EXERCISE AIM: Search the data below for the string "Continue". Extract every line that contains it.

======== DATA FOR PROCESSING

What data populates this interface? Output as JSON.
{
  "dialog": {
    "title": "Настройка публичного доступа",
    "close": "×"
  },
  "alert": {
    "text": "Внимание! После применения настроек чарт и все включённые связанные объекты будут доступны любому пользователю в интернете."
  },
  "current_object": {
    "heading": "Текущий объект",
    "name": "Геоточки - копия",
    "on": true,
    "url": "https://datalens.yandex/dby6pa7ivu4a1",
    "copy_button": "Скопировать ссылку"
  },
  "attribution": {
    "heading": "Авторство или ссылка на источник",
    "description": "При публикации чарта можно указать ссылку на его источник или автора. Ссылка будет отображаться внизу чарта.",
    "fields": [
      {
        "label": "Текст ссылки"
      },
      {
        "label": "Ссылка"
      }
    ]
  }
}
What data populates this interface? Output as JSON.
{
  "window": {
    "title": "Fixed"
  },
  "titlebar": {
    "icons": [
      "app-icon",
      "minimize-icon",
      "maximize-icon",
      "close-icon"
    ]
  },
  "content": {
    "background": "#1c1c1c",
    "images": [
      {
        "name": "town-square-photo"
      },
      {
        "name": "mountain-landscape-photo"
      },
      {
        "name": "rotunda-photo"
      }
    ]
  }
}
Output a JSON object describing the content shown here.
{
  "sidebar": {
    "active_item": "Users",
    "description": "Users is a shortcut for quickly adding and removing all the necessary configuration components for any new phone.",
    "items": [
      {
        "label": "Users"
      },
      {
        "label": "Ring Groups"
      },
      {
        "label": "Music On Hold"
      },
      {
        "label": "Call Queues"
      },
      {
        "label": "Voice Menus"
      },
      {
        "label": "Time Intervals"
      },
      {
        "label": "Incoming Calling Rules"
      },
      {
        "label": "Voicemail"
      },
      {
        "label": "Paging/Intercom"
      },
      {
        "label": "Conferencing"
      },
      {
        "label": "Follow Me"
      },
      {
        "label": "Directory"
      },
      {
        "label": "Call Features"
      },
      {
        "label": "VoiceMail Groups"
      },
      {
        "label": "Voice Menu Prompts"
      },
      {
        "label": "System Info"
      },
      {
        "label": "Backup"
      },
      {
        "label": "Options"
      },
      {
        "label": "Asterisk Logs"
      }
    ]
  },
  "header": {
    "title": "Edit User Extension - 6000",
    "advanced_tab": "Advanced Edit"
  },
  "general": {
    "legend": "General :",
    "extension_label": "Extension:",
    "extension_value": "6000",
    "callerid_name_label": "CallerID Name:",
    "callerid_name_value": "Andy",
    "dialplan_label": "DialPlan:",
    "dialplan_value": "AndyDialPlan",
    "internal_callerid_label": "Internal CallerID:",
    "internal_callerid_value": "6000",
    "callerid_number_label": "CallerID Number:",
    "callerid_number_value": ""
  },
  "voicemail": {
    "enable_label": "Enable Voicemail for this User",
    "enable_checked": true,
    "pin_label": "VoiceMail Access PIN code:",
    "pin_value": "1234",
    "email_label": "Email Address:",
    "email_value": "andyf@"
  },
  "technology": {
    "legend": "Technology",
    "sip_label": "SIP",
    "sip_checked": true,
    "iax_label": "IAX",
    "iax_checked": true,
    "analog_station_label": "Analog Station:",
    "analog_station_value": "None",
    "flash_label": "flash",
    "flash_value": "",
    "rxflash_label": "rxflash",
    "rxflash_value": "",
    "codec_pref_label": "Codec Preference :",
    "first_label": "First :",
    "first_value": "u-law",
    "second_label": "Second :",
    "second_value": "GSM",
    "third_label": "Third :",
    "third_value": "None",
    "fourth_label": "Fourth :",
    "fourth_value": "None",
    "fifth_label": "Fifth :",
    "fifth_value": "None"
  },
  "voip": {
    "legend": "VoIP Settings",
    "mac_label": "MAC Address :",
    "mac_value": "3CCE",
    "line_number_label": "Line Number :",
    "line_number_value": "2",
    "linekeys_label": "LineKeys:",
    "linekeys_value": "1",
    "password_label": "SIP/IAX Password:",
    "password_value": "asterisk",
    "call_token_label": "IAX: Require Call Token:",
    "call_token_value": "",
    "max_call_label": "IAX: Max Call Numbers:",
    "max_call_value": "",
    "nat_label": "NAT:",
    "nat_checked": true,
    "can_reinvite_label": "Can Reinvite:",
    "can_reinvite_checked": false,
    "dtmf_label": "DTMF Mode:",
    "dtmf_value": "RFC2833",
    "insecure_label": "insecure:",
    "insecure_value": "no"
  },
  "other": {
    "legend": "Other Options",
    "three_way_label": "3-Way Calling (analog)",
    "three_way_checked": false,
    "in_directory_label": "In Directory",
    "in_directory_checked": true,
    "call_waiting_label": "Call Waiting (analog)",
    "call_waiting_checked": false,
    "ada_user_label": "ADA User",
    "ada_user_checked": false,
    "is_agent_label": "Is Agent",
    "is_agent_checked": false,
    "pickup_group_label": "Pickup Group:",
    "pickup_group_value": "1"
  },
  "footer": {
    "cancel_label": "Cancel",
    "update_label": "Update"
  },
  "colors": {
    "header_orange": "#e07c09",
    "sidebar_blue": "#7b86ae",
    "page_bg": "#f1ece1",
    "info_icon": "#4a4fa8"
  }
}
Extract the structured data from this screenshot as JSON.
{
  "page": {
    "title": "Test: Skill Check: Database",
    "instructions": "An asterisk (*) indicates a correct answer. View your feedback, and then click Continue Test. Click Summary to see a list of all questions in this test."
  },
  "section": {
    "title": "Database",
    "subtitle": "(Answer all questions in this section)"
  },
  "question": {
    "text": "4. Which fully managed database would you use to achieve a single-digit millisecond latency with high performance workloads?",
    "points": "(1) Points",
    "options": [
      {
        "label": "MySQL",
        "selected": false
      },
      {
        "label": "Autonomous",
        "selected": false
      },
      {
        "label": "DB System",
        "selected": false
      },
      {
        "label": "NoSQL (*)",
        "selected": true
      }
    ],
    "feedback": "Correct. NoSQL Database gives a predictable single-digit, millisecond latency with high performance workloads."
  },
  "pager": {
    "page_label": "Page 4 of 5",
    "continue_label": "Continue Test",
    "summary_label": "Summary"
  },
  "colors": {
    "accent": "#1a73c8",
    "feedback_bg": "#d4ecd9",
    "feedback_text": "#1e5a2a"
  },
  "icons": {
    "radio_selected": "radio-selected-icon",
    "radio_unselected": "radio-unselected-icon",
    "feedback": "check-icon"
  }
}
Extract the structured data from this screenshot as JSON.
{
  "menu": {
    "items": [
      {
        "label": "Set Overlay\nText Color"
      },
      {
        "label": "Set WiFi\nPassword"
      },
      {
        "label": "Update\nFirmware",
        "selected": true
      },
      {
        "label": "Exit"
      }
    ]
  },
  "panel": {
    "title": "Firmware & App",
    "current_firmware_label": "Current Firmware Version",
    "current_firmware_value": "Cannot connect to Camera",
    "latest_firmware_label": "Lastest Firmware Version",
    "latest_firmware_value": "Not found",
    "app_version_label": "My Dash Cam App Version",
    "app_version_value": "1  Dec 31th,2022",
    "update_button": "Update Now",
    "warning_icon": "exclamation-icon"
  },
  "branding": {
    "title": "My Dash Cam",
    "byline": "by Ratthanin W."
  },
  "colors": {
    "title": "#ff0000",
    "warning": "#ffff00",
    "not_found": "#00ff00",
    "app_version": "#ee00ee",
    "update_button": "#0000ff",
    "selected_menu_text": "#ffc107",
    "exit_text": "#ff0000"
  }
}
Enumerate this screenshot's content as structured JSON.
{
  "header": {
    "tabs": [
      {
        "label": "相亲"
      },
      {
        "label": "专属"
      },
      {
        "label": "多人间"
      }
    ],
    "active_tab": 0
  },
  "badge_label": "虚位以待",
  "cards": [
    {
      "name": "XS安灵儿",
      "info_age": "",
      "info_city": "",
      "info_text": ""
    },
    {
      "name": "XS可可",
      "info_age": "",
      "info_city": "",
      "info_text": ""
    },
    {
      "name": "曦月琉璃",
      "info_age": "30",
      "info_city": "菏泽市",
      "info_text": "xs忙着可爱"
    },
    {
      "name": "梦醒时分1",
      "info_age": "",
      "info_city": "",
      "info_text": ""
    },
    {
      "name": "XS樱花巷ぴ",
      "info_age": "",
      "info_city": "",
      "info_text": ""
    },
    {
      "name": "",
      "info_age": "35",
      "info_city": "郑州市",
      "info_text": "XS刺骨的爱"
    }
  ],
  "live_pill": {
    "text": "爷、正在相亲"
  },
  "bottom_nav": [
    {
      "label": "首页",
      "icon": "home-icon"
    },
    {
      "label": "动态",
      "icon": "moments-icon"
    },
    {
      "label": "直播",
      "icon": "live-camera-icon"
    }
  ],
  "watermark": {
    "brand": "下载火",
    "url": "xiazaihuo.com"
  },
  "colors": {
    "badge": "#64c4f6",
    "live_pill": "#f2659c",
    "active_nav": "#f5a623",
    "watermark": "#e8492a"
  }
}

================

RESULT BELOW:
    "instructions": "An asterisk (*) indicates a correct answer. View your feedback, and then click Continue Test. Click Summary to see a list of all questions in this test."
    "continue_label": "Continue Test",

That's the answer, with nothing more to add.